#### Data shown ####

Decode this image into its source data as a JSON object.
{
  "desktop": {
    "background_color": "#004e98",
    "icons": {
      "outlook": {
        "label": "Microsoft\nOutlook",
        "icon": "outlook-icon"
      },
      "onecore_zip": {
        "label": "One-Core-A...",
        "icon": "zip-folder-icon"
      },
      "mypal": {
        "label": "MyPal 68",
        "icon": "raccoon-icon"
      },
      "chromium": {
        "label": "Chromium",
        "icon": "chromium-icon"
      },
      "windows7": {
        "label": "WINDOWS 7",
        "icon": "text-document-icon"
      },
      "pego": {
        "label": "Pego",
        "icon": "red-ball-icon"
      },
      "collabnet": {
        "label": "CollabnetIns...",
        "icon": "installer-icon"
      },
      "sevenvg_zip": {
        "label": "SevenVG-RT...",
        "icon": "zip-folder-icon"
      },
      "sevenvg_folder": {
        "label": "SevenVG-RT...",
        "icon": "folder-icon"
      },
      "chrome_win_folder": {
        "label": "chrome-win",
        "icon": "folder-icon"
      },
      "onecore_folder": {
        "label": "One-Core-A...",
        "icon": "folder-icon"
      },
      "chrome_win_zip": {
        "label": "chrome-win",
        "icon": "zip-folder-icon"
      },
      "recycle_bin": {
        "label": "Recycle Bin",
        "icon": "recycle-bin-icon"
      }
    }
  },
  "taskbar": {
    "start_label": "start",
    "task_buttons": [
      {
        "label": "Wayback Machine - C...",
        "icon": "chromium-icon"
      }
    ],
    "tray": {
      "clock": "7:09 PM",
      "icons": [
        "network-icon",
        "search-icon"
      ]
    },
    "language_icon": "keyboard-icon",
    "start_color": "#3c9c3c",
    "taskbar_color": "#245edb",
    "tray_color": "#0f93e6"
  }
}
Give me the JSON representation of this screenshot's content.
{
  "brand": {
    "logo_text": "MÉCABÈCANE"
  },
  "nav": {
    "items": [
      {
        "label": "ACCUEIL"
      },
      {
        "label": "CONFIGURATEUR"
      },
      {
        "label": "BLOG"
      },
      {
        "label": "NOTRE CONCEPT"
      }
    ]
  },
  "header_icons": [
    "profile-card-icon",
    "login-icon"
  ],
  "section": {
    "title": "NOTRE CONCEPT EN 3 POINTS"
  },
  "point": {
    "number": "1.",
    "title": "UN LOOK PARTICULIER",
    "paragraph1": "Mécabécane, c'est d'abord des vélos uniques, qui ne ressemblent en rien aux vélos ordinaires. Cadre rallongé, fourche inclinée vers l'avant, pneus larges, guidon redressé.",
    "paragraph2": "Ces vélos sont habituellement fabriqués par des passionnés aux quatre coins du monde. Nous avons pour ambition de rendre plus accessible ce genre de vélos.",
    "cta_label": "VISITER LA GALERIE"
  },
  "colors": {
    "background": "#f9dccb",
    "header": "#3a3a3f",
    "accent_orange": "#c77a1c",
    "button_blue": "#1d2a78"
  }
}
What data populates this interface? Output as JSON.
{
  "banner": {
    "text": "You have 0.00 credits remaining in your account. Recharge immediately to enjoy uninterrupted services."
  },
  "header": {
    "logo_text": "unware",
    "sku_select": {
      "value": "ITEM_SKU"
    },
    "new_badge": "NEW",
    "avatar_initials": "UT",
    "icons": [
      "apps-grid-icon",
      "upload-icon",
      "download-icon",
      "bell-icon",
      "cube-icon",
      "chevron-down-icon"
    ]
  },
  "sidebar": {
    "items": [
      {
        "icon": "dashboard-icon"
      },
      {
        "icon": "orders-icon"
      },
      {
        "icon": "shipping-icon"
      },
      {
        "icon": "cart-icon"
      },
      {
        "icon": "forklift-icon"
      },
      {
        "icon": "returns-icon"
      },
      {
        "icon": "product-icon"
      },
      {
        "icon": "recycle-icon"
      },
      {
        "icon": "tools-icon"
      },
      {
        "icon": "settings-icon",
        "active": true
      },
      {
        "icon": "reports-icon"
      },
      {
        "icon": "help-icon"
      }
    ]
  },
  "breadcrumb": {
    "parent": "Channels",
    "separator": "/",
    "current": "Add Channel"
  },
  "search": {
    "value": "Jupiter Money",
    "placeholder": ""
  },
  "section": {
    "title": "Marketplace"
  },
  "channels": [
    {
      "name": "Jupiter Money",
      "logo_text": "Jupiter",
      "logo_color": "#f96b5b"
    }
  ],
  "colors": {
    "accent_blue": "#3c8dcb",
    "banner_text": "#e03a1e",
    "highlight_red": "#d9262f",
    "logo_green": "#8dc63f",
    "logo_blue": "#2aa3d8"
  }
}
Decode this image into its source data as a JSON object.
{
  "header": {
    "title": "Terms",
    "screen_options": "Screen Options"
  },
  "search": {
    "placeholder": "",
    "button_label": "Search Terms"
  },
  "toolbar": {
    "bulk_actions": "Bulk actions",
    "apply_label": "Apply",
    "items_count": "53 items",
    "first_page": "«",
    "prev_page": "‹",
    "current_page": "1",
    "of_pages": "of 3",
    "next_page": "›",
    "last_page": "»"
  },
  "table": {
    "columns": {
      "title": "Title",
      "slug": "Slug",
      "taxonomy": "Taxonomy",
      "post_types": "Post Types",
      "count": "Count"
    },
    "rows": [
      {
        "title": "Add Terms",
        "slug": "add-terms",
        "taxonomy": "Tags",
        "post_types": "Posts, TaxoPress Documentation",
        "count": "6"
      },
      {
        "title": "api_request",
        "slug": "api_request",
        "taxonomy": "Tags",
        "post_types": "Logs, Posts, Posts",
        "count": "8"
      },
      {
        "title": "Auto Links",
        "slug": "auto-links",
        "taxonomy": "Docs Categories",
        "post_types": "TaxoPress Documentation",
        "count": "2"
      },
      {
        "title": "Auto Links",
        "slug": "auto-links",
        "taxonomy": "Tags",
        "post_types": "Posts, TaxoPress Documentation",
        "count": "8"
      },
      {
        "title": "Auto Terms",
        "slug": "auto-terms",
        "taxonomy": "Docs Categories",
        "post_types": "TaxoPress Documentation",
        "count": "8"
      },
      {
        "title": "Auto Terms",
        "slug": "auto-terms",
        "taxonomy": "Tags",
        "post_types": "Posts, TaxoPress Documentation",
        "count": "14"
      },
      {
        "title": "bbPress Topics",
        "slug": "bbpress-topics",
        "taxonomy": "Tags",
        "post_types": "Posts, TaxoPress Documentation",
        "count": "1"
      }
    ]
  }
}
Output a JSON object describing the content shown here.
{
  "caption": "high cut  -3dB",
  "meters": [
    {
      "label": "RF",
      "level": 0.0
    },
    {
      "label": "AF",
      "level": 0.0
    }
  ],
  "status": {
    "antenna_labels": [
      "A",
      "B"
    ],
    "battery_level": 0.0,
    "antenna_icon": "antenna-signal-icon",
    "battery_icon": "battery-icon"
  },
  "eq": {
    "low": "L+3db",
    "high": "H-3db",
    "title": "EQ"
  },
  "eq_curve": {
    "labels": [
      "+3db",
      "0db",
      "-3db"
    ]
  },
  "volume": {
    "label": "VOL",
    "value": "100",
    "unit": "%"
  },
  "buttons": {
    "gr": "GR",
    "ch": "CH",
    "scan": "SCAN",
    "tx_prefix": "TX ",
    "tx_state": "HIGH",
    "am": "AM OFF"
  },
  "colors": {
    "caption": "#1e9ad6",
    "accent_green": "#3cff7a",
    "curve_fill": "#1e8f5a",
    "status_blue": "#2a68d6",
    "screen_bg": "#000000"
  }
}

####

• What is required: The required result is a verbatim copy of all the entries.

• Written answer:
Decode this image into its source data as a JSON object.
{
  "desktop": {
    "background_color": "#004e98",
    "icons": {
      "outlook": {
        "label": "Microsoft\nOutlook",
        "icon": "outlook-icon"
      },
      "onecore_zip": {
        "label": "One-Core-A...",
        "icon": "zip-folder-icon"
      },
      "mypal": {
        "label": "MyPal 68",
        "icon": "raccoon-icon"
      },
      "chromium": {
        "label": "Chromium",
        "icon": "chromium-icon"
      },
      "windows7": {
        "label": "WINDOWS 7",
        "icon": "text-document-icon"
      },
      "pego": {
        "label": "Pego",
        "icon": "red-ball-icon"
      },
      "collabnet": {
        "label": "CollabnetIns...",
        "icon": "installer-icon"
      },
      "sevenvg_zip": {
        "label": "SevenVG-RT...",
        "icon": "zip-folder-icon"
      },
      "sevenvg_folder": {
        "label": "SevenVG-RT...",
        "icon": "folder-icon"
      },
      "chrome_win_folder": {
        "label": "chrome-win",
        "icon": "folder-icon"
      },
      "onecore_folder": {
        "label": "One-Core-A...",
        "icon": "folder-icon"
      },
      "chrome_win_zip": {
        "label": "chrome-win",
        "icon": "zip-folder-icon"
      },
      "recycle_bin": {
        "label": "Recycle Bin",
        "icon": "recycle-bin-icon"
      }
    }
  },
  "taskbar": {
    "start_label": "start",
    "task_buttons": [
      {
        "label": "Wayback Machine - C...",
        "icon": "chromium-icon"
      }
    ],
    "tray": {
      "clock": "7:09 PM",
      "icons": [
        "network-icon",
        "search-icon"
      ]
    },
    "language_icon": "keyboard-icon",
    "start_color": "#3c9c3c",
    "taskbar_color": "#245edb",
    "tray_color": "#0f93e6"
  }
}
Give me the JSON representation of this screenshot's content.
{
  "brand": {
    "logo_text": "MÉCABÈCANE"
  },
  "nav": {
    "items": [
      {
        "label": "ACCUEIL"
      },
      {
        "label": "CONFIGURATEUR"
      },
      {
        "label": "BLOG"
      },
      {
        "label": "NOTRE CONCEPT"
      }
    ]
  },
  "header_icons": [
    "profile-card-icon",
    "login-icon"
  ],
  "section": {
    "title": "NOTRE CONCEPT EN 3 POINTS"
  },
  "point": {
    "number": "1.",
    "title": "UN LOOK PARTICULIER",
    "paragraph1": "Mécabécane, c'est d'abord des vélos uniques, qui ne ressemblent en rien aux vélos ordinaires. Cadre rallongé, fourche inclinée vers l'avant, pneus larges, guidon redressé.",
    "paragraph2": "Ces vélos sont habituellement fabriqués par des passionnés aux quatre coins du monde. Nous avons pour ambition de rendre plus accessible ce genre de vélos.",
    "cta_label": "VISITER LA GALERIE"
  },
  "colors": {
    "background": "#f9dccb",
    "header": "#3a3a3f",
    "accent_orange": "#c77a1c",
    "button_blue": "#1d2a78"
  }
}
What data populates this interface? Output as JSON.
{
  "banner": {
    "text": "You have 0.00 credits remaining in your account. Recharge immediately to enjoy uninterrupted services."
  },
  "header": {
    "logo_text": "unware",
    "sku_select": {
      "value": "ITEM_SKU"
    },
    "new_badge": "NEW",
    "avatar_initials": "UT",
    "icons": [
      "apps-grid-icon",
      "upload-icon",
      "download-icon",
      "bell-icon",
      "cube-icon",
      "chevron-down-icon"
    ]
  },
  "sidebar": {
    "items": [
      {
        "icon": "dashboard-icon"
      },
      {
        "icon": "orders-icon"
      },
      {
        "icon": "shipping-icon"
      },
      {
        "icon": "cart-icon"
      },
      {
        "icon": "forklift-icon"
      },
      {
        "icon": "returns-icon"
      },
      {
        "icon": "product-icon"
      },
      {
        "icon": "recycle-icon"
      },
      {
        "icon": "tools-icon"
      },
      {
        "icon": "settings-icon",
        "active": true
      },
      {
        "icon": "reports-icon"
      },
      {
        "icon": "help-icon"
      }
    ]
  },
  "breadcrumb": {
    "parent": "Channels",
    "separator": "/",
    "current": "Add Channel"
  },
  "search": {
    "value": "Jupiter Money",
    "placeholder": ""
  },
  "section": {
    "title": "Marketplace"
  },
  "channels": [
    {
      "name": "Jupiter Money",
      "logo_text": "Jupiter",
      "logo_color": "#f96b5b"
    }
  ],
  "colors": {
    "accent_blue": "#3c8dcb",
    "banner_text": "#e03a1e",
    "highlight_red": "#d9262f",
    "logo_green": "#8dc63f",
    "logo_blue": "#2aa3d8"
  }
}
Decode this image into its source data as a JSON object.
{
  "header": {
    "title": "Terms",
    "screen_options": "Screen Options"
  },
  "search": {
    "placeholder": "",
    "button_label": "Search Terms"
  },
  "toolbar": {
    "bulk_actions": "Bulk actions",
    "apply_label": "Apply",
    "items_count": "53 items",
    "first_page": "«",
    "prev_page": "‹",
    "current_page": "1",
    "of_pages": "of 3",
    "next_page": "›",
    "last_page": "»"
  },
  "table": {
    "columns": {
      "title": "Title",
      "slug": "Slug",
      "taxonomy": "Taxonomy",
      "post_types": "Post Types",
      "count": "Count"
    },
    "rows": [
      {
        "title": "Add Terms",
        "slug": "add-terms",
        "taxonomy": "Tags",
        "post_types": "Posts, TaxoPress Documentation",
        "count": "6"
      },
      {
        "title": "api_request",
        "slug": "api_request",
        "taxonomy": "Tags",
        "post_types": "Logs, Posts, Posts",
        "count": "8"
      },
      {
        "title": "Auto Links",
        "slug": "auto-links",
        "taxonomy": "Docs Categories",
        "post_types": "TaxoPress Documentation",
        "count": "2"
      },
      {
        "title": "Auto Links",
        "slug": "auto-links",
        "taxonomy": "Tags",
        "post_types": "Posts, TaxoPress Documentation",
        "count": "8"
      },
      {
        "title": "Auto Terms",
        "slug": "auto-terms",
        "taxonomy": "Docs Categories",
        "post_types": "TaxoPress Documentation",
        "count": "8"
      },
      {
        "title": "Auto Terms",
        "slug": "auto-terms",
        "taxonomy": "Tags",
        "post_types": "Posts, TaxoPress Documentation",
        "count": "14"
      },
      {
        "title": "bbPress Topics",
        "slug": "bbpress-topics",
        "taxonomy": "Tags",
        "post_types": "Posts, TaxoPress Documentation",
        "count": "1"
      }
    ]
  }
}
Output a JSON object describing the content shown here.
{
  "caption": "high cut  -3dB",
  "meters": [
    {
      "label": "RF",
      "level": 0.0
    },
    {
      "label": "AF",
      "level": 0.0
    }
  ],
  "status": {
    "antenna_labels": [
      "A",
      "B"
    ],
    "battery_level": 0.0,
    "antenna_icon": "antenna-signal-icon",
    "battery_icon": "battery-icon"
  },
  "eq": {
    "low": "L+3db",
    "high": "H-3db",
    "title": "EQ"
  },
  "eq_curve": {
    "labels": [
      "+3db",
      "0db",
      "-3db"
    ]
  },
  "volume": {
    "label": "VOL",
    "value": "100",
    "unit": "%"
  },
  "buttons": {
    "gr": "GR",
    "ch": "CH",
    "scan": "SCAN",
    "tx_prefix": "TX ",
    "tx_state": "HIGH",
    "am": "AM OFF"
  },
  "colors": {
    "caption": "#1e9ad6",
    "accent_green": "#3cff7a",
    "curve_fill": "#1e8f5a",
    "status_blue": "#2a68d6",
    "screen_bg": "#000000"
  }
}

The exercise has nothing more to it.